## Brief:
Each line of the records that includes "Functions" should be found and copied.

## Extracted data:
+++++
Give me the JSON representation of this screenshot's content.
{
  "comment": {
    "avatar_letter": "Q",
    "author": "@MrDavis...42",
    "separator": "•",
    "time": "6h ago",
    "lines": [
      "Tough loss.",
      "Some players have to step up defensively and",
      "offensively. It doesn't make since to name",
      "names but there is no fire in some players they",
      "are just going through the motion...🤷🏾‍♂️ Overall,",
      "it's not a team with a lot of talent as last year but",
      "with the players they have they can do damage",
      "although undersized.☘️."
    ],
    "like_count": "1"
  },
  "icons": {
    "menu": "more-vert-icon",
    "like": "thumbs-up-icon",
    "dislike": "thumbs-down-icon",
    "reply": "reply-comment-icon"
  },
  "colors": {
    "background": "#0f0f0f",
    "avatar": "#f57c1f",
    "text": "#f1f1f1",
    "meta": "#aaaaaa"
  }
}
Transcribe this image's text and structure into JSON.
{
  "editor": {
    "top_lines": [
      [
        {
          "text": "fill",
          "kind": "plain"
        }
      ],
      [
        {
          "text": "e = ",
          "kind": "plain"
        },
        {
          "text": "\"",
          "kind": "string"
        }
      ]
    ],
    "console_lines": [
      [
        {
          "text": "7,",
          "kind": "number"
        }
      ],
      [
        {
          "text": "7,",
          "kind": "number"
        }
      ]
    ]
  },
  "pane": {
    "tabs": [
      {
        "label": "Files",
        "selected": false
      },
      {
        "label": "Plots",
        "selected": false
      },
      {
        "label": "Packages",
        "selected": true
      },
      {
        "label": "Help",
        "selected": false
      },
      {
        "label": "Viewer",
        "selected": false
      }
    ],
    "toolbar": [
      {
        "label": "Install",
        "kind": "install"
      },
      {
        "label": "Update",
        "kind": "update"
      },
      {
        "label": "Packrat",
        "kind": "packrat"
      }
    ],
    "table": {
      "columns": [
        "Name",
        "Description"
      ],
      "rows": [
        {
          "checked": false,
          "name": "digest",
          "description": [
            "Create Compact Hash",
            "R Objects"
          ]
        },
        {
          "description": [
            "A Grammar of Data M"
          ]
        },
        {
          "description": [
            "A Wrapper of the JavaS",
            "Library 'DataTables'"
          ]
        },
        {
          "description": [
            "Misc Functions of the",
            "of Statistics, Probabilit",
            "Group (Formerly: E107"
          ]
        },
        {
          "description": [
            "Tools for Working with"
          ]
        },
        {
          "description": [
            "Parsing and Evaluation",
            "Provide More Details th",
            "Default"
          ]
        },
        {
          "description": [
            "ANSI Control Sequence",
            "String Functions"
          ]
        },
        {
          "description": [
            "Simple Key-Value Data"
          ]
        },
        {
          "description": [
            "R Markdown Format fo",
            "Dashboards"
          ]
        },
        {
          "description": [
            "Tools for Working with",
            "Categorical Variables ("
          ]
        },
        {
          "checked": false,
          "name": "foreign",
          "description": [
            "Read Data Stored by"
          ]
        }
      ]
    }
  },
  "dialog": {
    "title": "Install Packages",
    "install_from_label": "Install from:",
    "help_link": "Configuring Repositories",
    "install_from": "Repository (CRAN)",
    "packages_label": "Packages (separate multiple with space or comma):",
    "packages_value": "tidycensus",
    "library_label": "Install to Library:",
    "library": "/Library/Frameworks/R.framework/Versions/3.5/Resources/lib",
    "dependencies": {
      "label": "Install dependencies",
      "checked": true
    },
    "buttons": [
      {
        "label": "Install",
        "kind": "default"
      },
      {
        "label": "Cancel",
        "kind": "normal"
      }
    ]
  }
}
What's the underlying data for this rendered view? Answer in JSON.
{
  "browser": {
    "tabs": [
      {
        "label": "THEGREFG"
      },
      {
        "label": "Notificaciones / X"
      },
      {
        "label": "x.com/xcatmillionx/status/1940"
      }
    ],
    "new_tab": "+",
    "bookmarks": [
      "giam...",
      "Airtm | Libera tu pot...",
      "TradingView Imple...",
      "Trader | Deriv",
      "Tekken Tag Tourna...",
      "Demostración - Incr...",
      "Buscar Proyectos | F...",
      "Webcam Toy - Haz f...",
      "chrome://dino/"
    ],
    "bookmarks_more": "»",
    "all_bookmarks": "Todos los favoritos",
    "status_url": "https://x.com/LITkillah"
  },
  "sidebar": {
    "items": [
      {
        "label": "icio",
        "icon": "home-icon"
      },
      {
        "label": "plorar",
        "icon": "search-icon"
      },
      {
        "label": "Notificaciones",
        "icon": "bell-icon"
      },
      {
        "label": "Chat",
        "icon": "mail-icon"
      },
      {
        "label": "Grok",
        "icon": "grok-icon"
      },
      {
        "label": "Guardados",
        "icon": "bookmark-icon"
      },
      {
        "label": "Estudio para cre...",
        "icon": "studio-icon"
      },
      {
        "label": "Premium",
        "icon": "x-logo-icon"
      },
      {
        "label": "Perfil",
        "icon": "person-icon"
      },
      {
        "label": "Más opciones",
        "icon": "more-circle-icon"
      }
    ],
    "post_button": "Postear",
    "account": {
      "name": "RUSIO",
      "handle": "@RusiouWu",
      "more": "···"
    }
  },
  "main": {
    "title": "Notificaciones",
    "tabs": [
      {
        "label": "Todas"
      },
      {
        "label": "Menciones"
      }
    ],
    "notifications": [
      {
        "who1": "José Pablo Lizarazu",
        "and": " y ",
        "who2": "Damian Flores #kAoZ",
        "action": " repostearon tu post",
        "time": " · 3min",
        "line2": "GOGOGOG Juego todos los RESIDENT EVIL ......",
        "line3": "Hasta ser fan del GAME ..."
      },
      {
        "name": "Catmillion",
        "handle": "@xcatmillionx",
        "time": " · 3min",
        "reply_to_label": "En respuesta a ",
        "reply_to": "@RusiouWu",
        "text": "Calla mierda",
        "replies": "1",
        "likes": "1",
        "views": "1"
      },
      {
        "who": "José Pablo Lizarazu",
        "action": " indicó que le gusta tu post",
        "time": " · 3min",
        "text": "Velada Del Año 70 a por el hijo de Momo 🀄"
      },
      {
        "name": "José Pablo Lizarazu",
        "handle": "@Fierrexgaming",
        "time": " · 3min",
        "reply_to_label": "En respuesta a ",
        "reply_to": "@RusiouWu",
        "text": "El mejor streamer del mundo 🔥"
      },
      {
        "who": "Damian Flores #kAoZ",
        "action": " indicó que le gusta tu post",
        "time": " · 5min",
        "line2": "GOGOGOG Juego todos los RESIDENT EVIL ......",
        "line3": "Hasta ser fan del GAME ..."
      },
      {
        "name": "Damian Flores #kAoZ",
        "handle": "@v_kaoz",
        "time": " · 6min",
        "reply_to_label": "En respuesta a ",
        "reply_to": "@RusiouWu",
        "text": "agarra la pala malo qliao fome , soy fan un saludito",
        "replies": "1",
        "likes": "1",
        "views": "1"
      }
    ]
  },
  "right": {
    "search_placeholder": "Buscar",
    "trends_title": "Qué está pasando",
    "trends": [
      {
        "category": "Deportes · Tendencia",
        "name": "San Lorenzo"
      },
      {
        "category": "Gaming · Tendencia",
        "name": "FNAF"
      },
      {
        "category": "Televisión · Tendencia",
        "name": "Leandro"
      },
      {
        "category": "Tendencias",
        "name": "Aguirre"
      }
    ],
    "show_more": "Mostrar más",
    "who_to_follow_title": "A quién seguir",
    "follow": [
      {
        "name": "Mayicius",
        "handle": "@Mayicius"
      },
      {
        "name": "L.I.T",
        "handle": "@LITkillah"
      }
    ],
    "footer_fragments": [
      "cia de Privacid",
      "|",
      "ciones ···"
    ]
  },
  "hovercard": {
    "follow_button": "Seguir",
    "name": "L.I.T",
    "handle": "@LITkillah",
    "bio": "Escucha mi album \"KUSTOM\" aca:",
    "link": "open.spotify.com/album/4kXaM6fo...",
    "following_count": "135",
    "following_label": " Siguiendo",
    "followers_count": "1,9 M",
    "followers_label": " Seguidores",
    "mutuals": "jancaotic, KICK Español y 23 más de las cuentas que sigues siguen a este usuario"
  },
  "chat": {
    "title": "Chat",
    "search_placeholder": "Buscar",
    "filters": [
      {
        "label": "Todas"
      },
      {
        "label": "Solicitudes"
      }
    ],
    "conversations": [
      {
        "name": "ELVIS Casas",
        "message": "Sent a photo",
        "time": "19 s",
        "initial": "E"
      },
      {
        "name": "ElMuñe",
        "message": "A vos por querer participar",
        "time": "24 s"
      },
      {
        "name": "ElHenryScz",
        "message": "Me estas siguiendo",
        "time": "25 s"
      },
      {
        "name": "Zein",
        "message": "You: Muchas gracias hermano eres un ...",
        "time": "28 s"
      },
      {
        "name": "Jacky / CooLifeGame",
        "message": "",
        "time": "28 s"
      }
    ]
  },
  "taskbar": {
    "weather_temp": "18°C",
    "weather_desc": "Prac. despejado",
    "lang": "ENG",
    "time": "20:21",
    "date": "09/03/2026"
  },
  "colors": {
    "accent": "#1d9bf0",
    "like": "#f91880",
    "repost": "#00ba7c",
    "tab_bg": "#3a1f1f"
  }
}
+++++
## Output below:
            "Misc Functions of the",
            "String Functions"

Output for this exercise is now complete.